Given information:
##############################
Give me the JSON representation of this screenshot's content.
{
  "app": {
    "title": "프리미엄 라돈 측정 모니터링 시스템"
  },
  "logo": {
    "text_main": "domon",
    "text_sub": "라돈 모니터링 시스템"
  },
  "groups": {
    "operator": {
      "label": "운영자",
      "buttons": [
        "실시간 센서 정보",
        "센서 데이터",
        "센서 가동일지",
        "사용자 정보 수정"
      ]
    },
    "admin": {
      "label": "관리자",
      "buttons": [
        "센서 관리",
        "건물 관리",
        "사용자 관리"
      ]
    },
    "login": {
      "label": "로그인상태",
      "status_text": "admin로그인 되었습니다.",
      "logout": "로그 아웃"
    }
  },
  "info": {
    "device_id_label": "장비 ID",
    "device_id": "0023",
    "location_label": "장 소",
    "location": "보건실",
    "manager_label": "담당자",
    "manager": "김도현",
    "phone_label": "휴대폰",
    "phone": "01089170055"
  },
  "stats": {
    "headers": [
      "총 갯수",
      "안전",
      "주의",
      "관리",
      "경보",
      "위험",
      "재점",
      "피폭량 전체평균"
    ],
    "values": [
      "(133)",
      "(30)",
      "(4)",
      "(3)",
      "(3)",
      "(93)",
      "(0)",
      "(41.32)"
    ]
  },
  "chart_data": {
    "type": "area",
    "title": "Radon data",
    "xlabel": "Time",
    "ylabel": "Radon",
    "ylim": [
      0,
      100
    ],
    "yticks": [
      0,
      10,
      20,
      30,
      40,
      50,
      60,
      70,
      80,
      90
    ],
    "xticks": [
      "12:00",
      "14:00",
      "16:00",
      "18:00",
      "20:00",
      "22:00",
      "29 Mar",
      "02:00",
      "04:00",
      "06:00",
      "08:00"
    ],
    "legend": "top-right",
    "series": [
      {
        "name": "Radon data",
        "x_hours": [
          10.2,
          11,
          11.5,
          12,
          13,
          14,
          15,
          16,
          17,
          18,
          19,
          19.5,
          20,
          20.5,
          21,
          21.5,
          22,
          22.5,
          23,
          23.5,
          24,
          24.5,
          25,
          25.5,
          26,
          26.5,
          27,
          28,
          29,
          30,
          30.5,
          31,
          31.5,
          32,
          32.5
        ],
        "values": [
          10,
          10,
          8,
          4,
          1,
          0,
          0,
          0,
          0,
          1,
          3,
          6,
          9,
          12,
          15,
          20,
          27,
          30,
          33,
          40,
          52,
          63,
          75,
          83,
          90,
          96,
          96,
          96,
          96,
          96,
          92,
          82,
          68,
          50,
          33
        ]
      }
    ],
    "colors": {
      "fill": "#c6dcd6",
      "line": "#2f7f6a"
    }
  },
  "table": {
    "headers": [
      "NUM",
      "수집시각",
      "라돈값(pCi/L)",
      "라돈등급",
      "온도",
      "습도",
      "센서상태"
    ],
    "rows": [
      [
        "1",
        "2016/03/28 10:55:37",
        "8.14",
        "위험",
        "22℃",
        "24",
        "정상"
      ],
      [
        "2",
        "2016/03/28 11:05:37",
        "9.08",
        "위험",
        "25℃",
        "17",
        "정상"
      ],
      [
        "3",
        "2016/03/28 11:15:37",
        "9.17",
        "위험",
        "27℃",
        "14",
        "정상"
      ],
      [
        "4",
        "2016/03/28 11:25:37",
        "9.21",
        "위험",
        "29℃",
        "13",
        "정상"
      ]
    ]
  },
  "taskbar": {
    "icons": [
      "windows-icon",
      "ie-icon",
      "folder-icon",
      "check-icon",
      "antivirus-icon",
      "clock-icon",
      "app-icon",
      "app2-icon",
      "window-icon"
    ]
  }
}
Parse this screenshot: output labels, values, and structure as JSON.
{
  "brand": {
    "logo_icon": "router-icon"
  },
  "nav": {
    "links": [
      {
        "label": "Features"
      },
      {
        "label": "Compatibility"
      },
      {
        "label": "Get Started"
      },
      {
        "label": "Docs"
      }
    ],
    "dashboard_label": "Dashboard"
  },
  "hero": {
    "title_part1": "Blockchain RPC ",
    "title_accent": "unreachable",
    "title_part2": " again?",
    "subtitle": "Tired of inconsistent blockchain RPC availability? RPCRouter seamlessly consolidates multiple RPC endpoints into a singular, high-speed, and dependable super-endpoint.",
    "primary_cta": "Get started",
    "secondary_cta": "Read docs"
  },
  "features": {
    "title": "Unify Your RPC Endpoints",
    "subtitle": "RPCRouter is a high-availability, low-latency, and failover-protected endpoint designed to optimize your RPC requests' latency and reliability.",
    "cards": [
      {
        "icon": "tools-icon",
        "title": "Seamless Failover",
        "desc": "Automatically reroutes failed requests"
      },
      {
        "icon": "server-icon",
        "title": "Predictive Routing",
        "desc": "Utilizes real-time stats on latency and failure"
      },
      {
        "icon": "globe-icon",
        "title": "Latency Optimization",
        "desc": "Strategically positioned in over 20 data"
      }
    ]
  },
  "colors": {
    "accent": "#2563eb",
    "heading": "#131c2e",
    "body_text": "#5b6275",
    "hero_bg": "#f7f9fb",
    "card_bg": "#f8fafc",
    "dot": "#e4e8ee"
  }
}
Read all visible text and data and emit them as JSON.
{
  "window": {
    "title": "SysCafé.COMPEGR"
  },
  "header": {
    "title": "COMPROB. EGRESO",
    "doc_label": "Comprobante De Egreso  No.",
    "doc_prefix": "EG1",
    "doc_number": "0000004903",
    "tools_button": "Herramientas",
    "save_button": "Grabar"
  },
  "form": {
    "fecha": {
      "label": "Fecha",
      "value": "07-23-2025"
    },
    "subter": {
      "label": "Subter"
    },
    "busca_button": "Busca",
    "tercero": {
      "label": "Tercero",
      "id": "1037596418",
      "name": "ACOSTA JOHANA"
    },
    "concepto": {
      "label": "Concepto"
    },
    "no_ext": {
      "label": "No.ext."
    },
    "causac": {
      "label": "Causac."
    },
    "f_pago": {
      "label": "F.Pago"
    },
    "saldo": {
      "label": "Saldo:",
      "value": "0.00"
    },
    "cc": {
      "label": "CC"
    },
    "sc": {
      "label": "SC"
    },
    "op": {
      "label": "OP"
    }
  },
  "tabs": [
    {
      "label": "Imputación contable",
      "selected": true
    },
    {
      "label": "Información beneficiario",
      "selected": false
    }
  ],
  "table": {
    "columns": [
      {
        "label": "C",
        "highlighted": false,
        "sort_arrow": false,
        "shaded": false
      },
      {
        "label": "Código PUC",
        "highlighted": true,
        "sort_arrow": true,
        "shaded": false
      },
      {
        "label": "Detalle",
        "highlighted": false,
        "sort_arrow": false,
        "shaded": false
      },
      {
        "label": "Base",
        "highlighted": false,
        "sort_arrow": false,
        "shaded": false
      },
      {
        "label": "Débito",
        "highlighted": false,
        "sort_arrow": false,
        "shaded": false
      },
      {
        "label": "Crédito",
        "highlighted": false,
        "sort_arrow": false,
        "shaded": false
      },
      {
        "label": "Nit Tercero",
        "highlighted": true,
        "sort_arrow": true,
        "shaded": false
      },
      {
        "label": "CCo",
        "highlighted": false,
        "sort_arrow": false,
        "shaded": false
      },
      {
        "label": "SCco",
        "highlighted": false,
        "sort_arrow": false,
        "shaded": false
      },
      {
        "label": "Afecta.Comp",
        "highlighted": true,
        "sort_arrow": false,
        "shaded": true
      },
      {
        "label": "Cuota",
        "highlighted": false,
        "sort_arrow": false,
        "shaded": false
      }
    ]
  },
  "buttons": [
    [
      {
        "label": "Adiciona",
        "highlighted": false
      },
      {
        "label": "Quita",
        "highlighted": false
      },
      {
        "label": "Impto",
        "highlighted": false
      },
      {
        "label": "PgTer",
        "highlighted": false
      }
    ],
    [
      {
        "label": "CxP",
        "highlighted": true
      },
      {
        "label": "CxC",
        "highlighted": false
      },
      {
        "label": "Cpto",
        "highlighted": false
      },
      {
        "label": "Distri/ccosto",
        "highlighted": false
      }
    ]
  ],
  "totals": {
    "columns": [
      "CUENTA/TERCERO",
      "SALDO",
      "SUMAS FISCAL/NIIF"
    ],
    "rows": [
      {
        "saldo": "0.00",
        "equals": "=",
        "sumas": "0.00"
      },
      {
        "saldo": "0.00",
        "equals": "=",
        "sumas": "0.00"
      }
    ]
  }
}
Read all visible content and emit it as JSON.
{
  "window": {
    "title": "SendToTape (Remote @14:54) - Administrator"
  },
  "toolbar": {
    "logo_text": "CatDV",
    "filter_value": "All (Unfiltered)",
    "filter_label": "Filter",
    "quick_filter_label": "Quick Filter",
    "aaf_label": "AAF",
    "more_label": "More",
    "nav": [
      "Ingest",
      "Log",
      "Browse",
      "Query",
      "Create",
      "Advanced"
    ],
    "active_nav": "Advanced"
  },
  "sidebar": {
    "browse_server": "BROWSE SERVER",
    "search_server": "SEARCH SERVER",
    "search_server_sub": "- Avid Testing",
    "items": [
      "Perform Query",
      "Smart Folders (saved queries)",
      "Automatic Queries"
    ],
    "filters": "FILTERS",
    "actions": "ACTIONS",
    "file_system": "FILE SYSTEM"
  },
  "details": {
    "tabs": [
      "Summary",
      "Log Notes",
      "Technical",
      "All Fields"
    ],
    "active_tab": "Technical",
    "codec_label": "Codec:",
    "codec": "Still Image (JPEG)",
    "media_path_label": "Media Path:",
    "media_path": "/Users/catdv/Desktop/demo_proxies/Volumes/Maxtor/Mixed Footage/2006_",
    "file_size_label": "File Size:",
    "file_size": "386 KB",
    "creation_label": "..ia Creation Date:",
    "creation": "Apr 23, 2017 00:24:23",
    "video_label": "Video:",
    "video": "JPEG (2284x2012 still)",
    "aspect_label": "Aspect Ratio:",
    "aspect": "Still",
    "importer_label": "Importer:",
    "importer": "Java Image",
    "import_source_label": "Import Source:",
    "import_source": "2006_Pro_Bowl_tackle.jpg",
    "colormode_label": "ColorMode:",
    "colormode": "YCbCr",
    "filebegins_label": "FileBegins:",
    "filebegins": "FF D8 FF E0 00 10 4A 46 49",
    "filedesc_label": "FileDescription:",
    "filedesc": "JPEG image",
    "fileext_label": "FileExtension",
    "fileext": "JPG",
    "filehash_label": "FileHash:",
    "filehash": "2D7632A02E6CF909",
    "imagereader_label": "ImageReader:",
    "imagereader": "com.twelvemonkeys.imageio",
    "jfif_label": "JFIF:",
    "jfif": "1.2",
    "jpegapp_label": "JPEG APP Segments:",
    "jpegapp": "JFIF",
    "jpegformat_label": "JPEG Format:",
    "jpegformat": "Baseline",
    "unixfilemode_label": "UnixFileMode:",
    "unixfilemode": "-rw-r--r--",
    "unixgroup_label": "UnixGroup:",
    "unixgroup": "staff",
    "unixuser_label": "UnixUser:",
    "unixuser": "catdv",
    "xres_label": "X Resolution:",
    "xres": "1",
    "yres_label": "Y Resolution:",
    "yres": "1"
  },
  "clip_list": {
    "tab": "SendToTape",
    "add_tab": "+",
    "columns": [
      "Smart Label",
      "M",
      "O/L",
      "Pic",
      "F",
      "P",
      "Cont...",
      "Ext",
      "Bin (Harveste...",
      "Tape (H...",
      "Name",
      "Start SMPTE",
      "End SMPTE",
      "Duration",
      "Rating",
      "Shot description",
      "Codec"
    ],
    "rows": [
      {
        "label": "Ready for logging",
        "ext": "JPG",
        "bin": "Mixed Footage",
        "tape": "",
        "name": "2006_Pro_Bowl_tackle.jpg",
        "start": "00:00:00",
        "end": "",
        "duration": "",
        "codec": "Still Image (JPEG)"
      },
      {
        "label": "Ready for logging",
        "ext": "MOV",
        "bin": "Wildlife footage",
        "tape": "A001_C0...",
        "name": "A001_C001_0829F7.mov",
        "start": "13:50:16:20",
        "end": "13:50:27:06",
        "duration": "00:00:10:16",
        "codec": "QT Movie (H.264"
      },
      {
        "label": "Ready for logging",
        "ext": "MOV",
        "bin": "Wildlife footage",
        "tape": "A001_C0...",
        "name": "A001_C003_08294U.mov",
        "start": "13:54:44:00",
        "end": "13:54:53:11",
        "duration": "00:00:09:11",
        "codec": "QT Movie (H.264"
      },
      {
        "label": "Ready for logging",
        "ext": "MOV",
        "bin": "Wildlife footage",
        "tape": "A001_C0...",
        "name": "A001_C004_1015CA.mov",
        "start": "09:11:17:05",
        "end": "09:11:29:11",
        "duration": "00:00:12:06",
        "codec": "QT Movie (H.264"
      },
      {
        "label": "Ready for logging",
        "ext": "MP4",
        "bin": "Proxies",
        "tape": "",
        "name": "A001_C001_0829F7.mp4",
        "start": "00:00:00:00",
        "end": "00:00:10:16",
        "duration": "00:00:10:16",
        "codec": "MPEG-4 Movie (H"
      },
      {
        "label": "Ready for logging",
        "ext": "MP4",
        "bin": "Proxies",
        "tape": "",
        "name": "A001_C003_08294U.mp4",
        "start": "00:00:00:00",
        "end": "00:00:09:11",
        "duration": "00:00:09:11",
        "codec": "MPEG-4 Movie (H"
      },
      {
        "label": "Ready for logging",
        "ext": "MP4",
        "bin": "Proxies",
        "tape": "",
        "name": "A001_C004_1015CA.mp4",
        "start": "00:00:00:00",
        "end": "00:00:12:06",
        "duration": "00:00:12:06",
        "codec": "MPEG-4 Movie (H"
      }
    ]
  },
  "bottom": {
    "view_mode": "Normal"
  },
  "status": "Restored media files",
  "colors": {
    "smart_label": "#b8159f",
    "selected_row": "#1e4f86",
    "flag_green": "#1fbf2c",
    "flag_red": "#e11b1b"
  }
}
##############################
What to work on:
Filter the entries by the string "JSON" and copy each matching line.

Answer to this task:
Give me the JSON representation of this screenshot's content.
Parse this screenshot: output labels, values, and structure as JSON.
Read all visible text and data and emit them as JSON.
Read all visible content and emit it as JSON.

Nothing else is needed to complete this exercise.